WHAT YOU HAVE TO DO: Reading the records beneath this task, work out how many lines contain the word "épisode" and reply with only that number.

[RECORDS FOR THE EXERCISE Boundary: Start]

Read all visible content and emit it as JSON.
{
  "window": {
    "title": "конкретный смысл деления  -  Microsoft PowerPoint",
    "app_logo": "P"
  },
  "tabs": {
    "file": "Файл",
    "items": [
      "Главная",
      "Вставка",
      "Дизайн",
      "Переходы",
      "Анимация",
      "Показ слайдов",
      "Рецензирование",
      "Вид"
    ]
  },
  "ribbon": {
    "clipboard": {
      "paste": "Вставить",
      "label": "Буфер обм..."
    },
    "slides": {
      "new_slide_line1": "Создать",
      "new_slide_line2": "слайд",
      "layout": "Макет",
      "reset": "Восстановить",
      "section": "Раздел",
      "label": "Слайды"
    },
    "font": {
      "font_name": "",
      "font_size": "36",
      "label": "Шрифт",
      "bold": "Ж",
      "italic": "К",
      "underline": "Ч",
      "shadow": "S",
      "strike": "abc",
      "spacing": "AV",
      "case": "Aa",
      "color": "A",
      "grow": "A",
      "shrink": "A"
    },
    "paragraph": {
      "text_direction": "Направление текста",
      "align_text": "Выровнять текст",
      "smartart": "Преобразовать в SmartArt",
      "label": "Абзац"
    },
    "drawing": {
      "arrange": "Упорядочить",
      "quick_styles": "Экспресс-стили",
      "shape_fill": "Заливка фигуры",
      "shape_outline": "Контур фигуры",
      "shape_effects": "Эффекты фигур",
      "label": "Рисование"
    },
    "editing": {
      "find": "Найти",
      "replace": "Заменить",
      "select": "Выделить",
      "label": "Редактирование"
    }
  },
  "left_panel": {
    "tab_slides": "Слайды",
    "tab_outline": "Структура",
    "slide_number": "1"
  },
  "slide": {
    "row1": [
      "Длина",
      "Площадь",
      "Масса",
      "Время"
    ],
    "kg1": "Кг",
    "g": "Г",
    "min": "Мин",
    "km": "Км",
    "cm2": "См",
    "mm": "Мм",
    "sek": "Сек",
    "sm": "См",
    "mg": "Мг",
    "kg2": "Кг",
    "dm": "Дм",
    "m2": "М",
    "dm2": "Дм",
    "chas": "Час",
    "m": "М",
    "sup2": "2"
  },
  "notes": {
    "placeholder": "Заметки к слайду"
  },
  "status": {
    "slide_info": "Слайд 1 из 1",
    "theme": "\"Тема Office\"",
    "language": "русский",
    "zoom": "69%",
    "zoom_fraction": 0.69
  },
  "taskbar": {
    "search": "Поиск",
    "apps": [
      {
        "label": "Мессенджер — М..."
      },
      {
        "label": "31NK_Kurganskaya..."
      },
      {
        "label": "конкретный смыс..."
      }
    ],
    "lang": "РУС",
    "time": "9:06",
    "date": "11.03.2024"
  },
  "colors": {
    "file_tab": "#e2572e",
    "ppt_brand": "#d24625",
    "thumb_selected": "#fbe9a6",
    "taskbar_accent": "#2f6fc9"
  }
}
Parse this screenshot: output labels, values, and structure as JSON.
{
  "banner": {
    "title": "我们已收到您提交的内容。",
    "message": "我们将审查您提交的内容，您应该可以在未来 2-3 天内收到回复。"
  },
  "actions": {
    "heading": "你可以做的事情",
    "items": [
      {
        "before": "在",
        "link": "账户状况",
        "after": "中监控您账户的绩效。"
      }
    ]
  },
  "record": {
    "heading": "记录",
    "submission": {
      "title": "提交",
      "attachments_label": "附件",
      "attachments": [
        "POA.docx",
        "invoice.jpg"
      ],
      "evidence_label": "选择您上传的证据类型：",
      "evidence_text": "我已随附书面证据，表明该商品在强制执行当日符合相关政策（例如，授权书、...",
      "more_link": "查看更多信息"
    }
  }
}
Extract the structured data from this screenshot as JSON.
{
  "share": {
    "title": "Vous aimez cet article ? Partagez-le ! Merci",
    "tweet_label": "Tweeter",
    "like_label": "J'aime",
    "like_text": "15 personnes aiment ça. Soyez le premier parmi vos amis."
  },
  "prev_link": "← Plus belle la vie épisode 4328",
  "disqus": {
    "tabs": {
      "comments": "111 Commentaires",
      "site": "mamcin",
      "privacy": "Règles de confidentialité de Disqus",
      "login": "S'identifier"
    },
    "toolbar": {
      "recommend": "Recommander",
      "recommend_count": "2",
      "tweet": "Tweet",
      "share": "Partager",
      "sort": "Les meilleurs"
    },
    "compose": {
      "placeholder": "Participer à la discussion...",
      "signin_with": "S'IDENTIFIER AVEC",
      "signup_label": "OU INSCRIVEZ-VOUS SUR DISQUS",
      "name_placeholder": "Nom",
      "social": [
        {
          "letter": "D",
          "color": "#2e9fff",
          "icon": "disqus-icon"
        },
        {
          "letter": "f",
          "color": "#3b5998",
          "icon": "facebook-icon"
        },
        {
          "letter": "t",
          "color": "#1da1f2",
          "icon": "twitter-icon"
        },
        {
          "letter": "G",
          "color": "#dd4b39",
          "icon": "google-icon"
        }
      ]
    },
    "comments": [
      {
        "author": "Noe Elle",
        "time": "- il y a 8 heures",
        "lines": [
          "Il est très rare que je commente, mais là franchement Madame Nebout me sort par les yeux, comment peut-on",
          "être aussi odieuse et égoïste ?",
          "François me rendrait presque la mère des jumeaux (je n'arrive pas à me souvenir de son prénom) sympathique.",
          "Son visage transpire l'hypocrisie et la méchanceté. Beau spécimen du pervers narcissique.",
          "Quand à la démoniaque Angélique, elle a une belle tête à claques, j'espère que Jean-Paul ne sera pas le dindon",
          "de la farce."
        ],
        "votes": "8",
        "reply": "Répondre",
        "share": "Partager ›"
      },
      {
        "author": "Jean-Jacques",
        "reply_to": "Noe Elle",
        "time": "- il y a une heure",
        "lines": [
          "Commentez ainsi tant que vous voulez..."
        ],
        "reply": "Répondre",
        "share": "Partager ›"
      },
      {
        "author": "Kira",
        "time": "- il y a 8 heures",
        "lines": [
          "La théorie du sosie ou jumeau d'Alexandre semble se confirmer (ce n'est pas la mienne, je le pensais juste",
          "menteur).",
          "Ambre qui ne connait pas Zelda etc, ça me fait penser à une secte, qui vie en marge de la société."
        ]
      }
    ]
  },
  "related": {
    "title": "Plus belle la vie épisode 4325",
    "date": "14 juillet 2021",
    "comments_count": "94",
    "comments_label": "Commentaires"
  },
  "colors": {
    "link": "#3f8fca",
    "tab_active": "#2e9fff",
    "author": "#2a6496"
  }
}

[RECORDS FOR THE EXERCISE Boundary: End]

FINISHED TASK: 2